* Exercise aim *
Find every line in the records below that holds the word "title" and copy it.
**** Data for processing ****
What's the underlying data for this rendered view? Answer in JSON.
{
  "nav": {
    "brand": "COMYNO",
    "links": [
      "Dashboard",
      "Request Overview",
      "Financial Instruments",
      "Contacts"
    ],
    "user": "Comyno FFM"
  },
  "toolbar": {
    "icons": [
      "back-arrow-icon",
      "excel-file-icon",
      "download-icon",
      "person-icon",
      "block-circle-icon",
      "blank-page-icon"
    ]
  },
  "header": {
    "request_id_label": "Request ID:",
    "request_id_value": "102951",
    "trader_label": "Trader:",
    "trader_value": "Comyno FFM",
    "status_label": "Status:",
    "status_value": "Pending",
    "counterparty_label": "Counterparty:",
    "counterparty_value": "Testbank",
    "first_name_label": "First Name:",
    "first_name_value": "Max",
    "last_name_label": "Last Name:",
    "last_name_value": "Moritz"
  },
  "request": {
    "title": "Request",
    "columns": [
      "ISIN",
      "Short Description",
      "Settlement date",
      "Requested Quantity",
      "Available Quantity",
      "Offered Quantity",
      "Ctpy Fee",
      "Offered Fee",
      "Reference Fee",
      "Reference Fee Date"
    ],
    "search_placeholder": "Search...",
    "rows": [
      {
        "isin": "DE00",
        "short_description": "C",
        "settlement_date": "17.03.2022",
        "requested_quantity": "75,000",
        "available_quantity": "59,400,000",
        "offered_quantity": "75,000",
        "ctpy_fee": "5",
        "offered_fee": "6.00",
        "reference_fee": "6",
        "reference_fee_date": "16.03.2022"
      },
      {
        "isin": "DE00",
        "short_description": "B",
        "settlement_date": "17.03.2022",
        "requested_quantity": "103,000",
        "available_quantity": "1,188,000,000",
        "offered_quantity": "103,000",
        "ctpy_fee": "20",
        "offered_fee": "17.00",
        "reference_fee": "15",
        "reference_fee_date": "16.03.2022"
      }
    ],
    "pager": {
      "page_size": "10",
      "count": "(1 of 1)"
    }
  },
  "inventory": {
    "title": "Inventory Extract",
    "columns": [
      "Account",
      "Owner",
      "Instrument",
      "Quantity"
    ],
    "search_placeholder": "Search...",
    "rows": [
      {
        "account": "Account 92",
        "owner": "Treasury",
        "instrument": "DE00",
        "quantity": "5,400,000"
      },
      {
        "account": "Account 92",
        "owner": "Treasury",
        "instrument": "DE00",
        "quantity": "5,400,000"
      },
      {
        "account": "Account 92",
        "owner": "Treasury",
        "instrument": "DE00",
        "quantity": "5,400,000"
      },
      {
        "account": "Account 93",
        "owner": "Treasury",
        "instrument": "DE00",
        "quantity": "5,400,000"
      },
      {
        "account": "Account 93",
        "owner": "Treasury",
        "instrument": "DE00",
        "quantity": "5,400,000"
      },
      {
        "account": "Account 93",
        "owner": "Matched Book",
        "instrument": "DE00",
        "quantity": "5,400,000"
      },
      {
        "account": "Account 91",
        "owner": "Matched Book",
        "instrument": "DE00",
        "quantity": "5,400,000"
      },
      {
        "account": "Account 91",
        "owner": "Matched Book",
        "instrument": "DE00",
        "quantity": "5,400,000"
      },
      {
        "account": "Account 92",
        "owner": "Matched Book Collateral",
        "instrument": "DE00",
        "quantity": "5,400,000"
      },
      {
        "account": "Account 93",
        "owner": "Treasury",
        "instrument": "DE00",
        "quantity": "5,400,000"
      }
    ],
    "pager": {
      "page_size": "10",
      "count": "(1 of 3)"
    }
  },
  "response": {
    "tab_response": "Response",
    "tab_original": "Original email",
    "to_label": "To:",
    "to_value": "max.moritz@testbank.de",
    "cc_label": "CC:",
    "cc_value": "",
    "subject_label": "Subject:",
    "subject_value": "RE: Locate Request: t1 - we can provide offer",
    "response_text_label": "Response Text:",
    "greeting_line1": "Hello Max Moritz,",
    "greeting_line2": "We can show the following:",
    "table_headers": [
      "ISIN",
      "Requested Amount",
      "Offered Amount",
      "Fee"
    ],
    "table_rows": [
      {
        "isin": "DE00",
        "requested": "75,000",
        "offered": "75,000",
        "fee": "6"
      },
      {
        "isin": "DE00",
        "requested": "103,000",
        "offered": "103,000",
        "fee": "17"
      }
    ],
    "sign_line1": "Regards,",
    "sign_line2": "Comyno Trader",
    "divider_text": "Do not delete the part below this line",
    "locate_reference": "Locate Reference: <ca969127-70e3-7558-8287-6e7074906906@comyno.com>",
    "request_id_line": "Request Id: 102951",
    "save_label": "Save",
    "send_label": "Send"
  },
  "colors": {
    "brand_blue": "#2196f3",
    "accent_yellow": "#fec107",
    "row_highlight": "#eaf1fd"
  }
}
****
* Task result *
    "title": "Request",
    "title": "Inventory Extract",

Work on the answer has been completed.